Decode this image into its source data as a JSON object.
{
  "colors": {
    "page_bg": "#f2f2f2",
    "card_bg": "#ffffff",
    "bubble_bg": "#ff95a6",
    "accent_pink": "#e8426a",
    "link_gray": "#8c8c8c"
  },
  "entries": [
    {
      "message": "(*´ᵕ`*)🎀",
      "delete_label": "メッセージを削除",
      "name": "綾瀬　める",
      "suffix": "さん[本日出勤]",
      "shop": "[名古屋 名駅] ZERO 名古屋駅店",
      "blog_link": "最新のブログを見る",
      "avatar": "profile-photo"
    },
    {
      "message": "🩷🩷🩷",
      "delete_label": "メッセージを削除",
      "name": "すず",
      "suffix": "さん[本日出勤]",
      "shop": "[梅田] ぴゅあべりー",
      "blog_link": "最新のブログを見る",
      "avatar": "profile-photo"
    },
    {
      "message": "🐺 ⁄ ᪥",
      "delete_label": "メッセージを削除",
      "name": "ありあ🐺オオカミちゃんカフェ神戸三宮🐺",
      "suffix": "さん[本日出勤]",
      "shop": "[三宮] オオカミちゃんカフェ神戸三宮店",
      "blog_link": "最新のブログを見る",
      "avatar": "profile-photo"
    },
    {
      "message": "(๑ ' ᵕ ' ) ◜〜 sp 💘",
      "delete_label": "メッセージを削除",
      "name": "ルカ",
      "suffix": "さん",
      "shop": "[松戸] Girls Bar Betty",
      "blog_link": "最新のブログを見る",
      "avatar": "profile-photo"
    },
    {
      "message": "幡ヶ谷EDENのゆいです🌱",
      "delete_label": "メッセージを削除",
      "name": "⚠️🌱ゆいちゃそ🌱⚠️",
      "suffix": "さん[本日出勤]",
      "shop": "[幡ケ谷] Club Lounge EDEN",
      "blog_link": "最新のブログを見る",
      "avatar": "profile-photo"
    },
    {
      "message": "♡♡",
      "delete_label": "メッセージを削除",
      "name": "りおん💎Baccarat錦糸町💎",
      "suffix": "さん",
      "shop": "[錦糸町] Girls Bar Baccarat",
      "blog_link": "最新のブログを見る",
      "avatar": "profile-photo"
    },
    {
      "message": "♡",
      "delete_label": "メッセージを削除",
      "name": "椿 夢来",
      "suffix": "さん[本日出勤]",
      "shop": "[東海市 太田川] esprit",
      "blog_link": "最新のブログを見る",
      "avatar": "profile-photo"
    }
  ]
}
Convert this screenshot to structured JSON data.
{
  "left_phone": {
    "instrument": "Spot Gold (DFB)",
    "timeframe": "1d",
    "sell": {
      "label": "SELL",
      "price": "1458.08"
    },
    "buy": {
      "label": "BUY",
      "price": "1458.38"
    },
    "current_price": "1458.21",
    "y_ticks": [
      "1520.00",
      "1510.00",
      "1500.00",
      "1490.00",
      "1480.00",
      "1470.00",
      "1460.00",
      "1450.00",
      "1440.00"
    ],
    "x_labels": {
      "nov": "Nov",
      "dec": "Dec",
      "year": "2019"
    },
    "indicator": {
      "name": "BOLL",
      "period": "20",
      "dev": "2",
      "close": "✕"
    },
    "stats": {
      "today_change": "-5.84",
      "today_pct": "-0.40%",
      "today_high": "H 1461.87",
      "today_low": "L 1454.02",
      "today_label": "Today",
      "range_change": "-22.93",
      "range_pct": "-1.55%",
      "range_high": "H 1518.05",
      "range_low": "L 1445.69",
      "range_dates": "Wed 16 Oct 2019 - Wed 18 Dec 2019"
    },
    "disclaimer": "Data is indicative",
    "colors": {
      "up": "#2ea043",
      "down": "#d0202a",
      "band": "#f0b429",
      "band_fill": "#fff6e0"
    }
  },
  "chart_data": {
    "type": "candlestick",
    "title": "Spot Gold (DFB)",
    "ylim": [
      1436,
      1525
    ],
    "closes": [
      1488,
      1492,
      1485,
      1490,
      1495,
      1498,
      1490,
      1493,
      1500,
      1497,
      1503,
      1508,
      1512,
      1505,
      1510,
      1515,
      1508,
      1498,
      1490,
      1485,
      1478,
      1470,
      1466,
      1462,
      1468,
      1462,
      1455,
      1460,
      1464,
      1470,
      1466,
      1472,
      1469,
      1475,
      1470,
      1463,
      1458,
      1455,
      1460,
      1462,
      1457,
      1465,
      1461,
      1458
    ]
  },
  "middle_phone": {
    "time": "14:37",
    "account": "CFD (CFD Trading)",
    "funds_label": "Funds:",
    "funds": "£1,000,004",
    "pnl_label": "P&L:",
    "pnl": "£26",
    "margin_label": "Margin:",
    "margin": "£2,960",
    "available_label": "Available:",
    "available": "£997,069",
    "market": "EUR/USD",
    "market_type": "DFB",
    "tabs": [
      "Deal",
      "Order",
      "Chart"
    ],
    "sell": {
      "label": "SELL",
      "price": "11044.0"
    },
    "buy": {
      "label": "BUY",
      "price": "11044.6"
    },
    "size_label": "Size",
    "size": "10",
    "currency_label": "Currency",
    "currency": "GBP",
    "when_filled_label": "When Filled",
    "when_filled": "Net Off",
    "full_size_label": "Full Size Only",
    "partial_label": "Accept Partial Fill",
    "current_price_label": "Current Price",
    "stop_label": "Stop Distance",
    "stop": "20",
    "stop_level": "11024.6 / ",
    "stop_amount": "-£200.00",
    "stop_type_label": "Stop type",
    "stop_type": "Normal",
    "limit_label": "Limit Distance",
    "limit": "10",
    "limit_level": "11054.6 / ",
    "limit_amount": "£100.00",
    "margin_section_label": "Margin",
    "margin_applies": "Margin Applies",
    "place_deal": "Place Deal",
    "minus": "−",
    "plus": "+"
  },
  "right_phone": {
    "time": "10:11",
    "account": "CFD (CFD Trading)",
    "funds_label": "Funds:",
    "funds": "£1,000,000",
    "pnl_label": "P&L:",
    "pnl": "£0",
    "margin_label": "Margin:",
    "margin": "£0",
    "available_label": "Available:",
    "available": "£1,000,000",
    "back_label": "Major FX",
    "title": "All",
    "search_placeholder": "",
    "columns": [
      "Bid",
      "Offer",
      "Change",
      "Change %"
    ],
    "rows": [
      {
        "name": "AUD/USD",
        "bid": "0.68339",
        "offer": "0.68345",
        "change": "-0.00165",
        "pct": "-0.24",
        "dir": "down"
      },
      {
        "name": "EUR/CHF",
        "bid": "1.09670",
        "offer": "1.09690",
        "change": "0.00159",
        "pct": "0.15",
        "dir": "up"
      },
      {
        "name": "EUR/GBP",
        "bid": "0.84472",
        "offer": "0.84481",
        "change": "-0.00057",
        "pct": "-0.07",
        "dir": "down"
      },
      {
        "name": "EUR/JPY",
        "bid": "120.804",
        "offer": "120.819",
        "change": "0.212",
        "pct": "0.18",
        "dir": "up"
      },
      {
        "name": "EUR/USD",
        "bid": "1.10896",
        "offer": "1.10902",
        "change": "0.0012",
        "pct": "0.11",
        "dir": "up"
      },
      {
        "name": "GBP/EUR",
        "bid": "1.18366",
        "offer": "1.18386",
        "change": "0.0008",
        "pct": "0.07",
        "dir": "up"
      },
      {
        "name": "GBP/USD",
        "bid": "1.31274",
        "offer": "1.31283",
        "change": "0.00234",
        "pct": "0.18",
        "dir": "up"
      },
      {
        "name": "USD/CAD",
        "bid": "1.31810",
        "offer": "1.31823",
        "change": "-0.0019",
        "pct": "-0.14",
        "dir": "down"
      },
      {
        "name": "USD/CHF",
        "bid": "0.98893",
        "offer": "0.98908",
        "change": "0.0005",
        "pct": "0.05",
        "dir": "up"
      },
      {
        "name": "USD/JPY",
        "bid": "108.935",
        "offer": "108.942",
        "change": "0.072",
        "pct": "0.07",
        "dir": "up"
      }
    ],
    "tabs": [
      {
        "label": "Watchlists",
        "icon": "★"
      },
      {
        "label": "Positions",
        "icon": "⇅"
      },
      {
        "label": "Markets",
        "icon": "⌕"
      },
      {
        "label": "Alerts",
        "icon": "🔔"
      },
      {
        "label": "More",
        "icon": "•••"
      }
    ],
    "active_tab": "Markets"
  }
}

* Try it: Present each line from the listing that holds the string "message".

* Solution:
      "message": "(*´ᵕ`*)🎀",
      "message": "🩷🩷🩷",
      "message": "🐺 ⁄ ᪥",
      "message": "(๑ ' ᵕ ' ) ◜〜 sp 💘",
      "message": "幡ヶ谷EDENのゆいです🌱",
      "message": "♡♡",
      "message": "♡",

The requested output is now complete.